→ Problem statement
Below are entries; count the lines among them that contain the word "sender", and give only the count.

(Data extracts)

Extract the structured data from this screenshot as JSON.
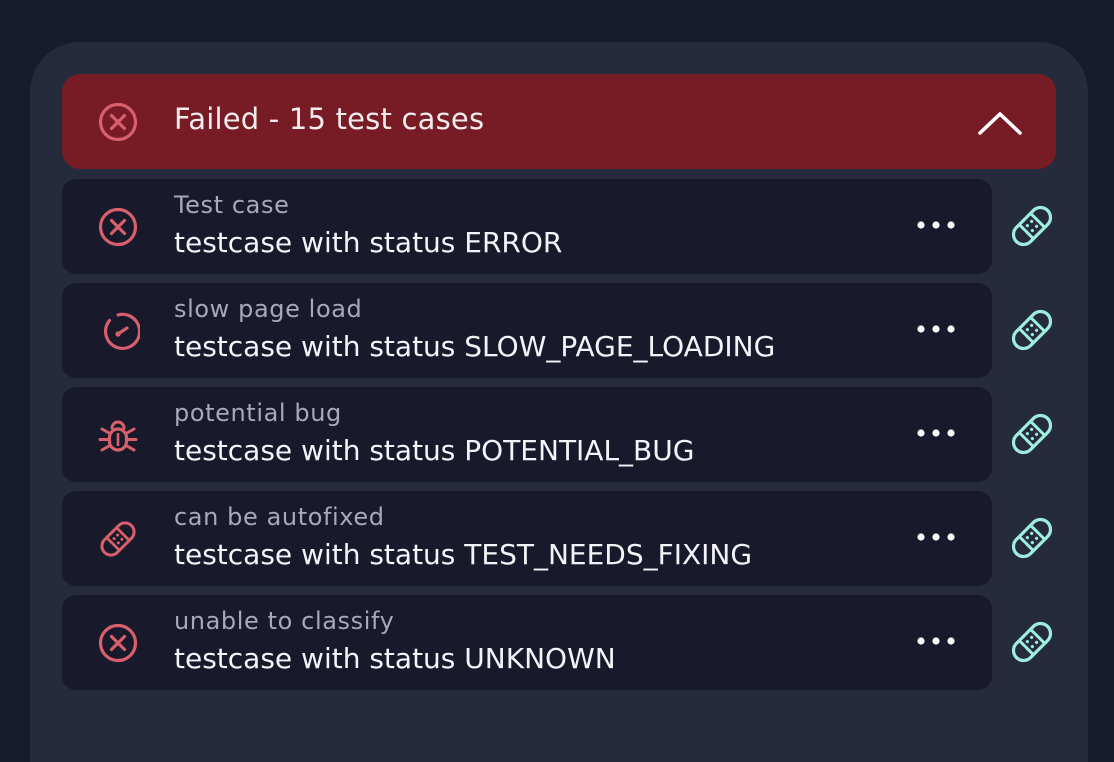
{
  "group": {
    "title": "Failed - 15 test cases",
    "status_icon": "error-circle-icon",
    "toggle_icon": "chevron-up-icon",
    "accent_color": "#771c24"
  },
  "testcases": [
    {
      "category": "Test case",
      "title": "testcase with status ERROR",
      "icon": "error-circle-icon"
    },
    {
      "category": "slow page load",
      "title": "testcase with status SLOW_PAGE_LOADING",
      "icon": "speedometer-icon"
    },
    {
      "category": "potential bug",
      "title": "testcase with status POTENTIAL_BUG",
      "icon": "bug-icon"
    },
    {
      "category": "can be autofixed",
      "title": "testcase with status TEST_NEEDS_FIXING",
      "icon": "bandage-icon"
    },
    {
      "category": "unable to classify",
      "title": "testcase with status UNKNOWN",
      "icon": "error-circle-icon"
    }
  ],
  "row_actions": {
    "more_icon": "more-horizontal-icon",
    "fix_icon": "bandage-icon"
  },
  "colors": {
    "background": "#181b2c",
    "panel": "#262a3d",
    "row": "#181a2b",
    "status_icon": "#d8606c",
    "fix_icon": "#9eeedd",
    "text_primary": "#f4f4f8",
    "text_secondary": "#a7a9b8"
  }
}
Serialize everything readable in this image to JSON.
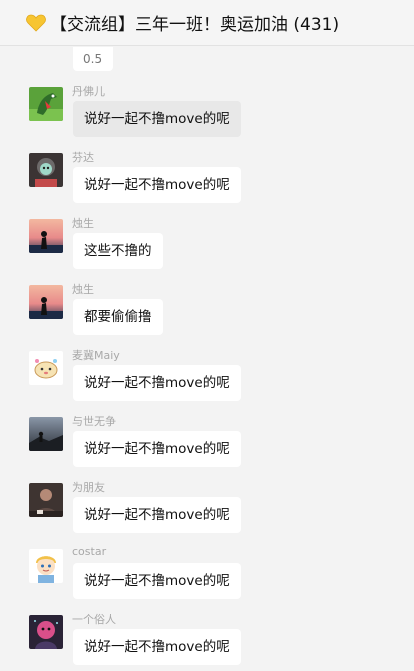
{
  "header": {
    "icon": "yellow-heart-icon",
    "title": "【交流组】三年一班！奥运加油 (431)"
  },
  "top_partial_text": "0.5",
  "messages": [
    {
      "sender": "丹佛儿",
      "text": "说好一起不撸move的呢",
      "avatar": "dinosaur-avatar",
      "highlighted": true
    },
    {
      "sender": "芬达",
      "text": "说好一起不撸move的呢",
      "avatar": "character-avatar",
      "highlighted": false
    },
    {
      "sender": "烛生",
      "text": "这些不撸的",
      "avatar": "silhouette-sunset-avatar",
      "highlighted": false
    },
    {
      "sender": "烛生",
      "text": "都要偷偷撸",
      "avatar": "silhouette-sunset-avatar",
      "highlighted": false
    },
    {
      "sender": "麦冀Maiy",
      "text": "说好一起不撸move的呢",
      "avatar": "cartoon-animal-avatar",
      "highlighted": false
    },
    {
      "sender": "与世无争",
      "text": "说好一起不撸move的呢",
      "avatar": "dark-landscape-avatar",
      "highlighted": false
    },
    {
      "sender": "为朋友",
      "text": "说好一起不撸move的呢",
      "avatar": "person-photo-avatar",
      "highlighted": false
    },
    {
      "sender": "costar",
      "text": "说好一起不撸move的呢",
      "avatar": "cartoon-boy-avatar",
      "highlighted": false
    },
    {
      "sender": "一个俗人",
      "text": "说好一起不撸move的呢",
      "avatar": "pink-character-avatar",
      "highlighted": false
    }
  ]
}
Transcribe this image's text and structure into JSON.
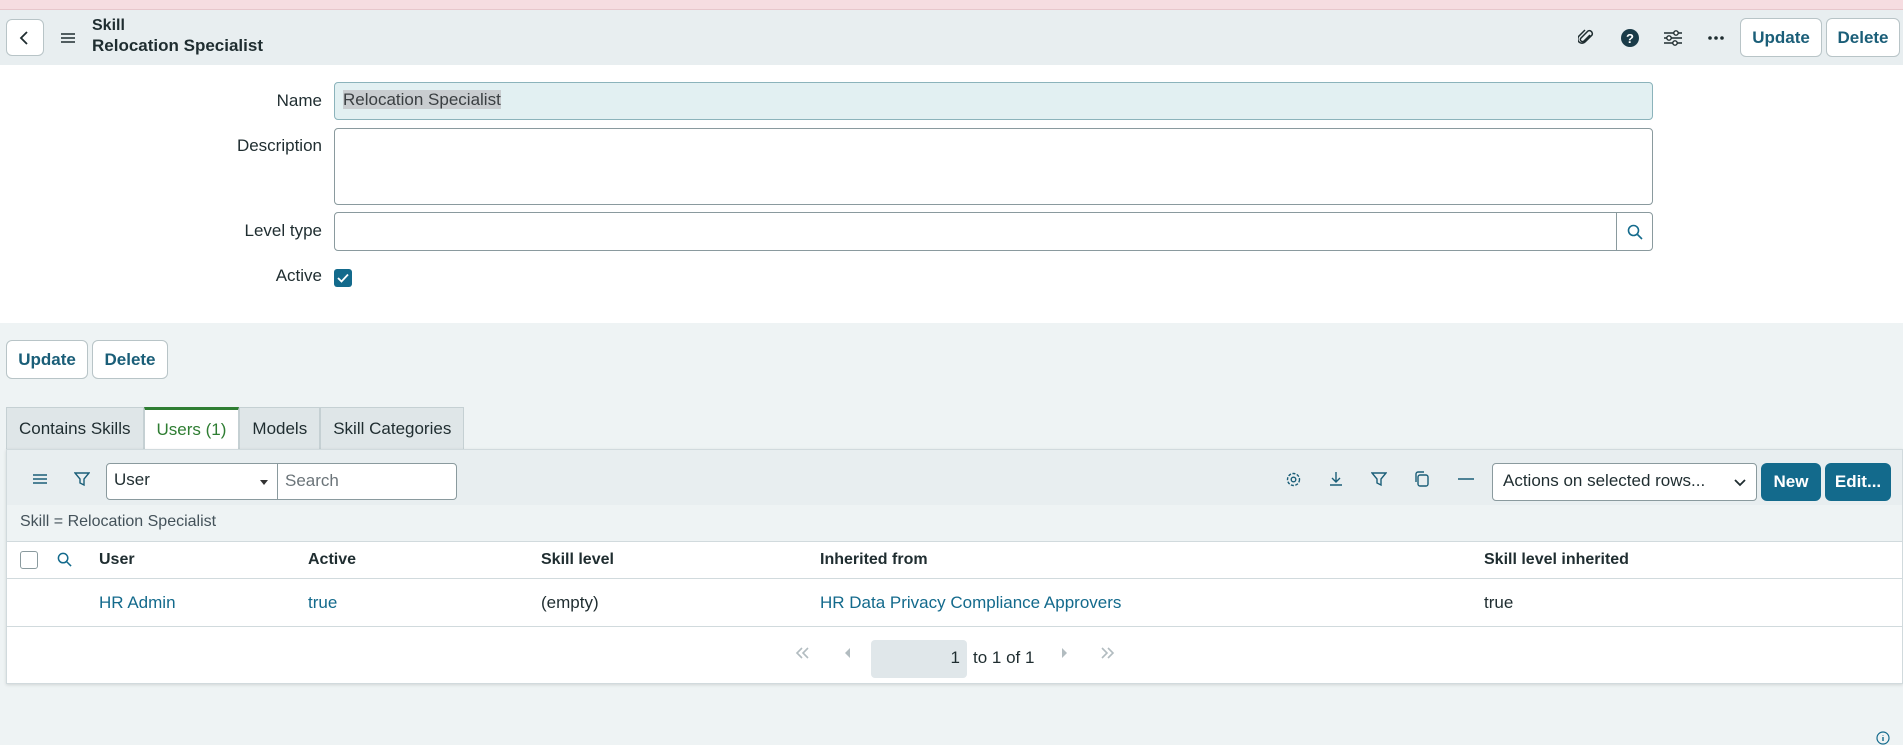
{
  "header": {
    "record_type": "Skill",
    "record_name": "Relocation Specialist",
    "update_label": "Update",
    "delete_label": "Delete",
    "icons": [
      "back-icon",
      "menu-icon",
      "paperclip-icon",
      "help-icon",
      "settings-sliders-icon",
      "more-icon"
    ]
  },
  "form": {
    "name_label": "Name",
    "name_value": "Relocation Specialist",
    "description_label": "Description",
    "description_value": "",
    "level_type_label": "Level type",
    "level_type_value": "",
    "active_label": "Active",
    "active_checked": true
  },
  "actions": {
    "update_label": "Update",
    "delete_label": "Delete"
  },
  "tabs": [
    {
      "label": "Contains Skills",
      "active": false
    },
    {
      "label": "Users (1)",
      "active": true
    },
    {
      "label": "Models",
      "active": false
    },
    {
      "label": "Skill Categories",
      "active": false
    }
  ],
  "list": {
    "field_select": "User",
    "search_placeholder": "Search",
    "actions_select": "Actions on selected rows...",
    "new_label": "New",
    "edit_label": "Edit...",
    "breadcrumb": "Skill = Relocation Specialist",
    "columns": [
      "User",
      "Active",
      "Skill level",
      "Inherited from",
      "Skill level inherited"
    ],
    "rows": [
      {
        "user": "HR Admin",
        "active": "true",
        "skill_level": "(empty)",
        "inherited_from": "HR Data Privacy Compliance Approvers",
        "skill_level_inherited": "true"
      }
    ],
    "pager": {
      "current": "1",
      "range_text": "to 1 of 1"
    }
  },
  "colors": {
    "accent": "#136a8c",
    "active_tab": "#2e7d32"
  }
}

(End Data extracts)

→ Solution
9